The mood in the ice hockey court dressed up as a concert hall is singular. Thirty years of emotion saturates the air like the waves of music blasting from the sound system. I’m hidden in a crowd comprised mostly of the same people who came to see Roxette the last time they played Montreal, only twenty years and three kids later.
Marie Fredriksson is worn and beautiful as she struggles to keep up with the rest of the band’s perfect rendering of classic pop songs. The looks that pass between her and Per Gessle during the ballads break my heart. The grin on her face as she hits the high notes on Fading like a Flower resonates inside me. The audience has no choice: dancing is our only option.
“She’s got the look,” Per sings and it’s suddenly 1991, summer in Denmark and a scratchy car stereo with too much treble and not enough bass.
“I’m living in a box but I come out when opportunity nox” the crowd chants to the beaming band. I sing along and it’s suddenly high school graduation. My classmates are spinning unselfconsciously and I feel my hips popping to the beat as I suck on a cigarette and pretend to be too cool to like Roxette.
“‘Cos every time I seem to fall in love / Crash! Boom! Bang!” Marie lilts and I lying on the floor in my room, imagining what heartache must feel like.

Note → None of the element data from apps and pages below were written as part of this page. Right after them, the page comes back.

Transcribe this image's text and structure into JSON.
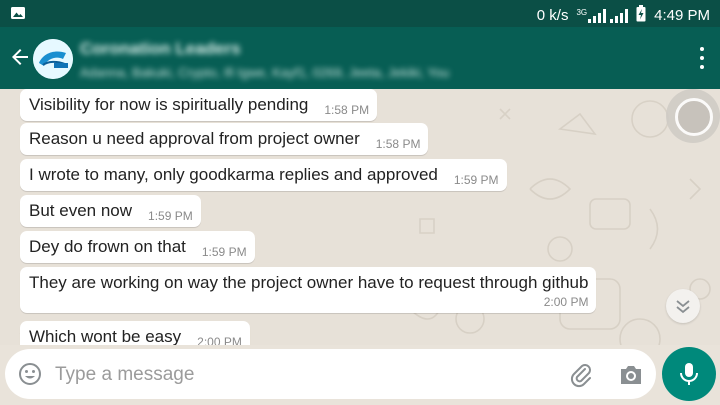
{
  "status_bar": {
    "net_speed": "0 k/s",
    "network_type": "3G",
    "time": "4:49 PM",
    "icons": [
      "image-notification-icon",
      "signal-icon",
      "battery-charging-icon"
    ]
  },
  "header": {
    "back_icon": "arrow-back-icon",
    "title": "Coronation Leaders",
    "subtitle": "Adanna, Bakuki, Crypto, Ifi Igwe, Kayf1, 0269, Jeeta, Jekiki, You",
    "menu_icon": "more-vert-icon"
  },
  "messages": [
    {
      "text": "Visibility for now is spiritually pending",
      "time": "1:58 PM"
    },
    {
      "text": "Reason u need approval from project owner",
      "time": "1:58 PM"
    },
    {
      "text": "I wrote to many, only goodkarma replies and approved",
      "time": "1:59 PM"
    },
    {
      "text": "But even now",
      "time": "1:59 PM"
    },
    {
      "text": "Dey do frown on that",
      "time": "1:59 PM"
    },
    {
      "text": "They are working on way the project owner have to request through github",
      "time": "2:00 PM"
    },
    {
      "text": "Which wont be easy",
      "time": "2:00 PM"
    }
  ],
  "composer": {
    "placeholder": "Type a message",
    "value": "",
    "icons": [
      "emoji-icon",
      "attach-icon",
      "camera-icon",
      "mic-icon"
    ]
  },
  "colors": {
    "status_bar": "#0b4f46",
    "header": "#075e54",
    "mic_button": "#00897b",
    "bubble": "#ffffff",
    "chat_background": "#e7e1d8"
  }
}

“The fever turns slowly into a fire, drawing a fine line, a neverending love” everyone sings, the band and audience in complete synergy, and it’s the day before second grade starts and I’m dancing through my best friend’s house, her mop a mike stand, my air guitar on perfect form.

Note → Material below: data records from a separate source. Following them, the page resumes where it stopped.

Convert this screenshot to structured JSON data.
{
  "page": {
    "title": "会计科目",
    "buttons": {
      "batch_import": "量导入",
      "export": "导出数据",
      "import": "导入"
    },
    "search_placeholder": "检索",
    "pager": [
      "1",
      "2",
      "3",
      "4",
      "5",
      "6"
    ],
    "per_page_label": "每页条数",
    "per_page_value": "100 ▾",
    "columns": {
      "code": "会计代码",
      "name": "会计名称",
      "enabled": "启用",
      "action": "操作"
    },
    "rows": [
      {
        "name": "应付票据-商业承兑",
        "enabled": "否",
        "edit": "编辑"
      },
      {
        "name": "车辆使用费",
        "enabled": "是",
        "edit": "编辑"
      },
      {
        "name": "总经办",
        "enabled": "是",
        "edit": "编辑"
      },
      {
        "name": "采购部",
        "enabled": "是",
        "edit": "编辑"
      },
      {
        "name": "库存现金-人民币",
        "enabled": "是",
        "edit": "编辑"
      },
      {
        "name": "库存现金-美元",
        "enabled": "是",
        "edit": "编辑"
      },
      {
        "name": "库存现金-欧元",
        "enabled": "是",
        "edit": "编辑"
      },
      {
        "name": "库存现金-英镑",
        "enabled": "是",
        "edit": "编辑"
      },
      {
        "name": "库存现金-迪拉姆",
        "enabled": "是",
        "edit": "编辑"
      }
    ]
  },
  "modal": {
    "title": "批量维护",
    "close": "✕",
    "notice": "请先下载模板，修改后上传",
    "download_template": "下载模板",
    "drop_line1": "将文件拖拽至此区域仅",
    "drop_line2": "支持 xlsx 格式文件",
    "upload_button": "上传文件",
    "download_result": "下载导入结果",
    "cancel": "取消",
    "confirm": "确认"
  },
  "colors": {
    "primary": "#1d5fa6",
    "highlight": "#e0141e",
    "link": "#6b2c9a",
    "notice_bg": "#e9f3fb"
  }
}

As the band files out, leaving Marie and Per on stage, surrounded by the thunderous cheers of a full hockey stadium, I realize just how much of my life’s score belongs to Roxette. And I smile.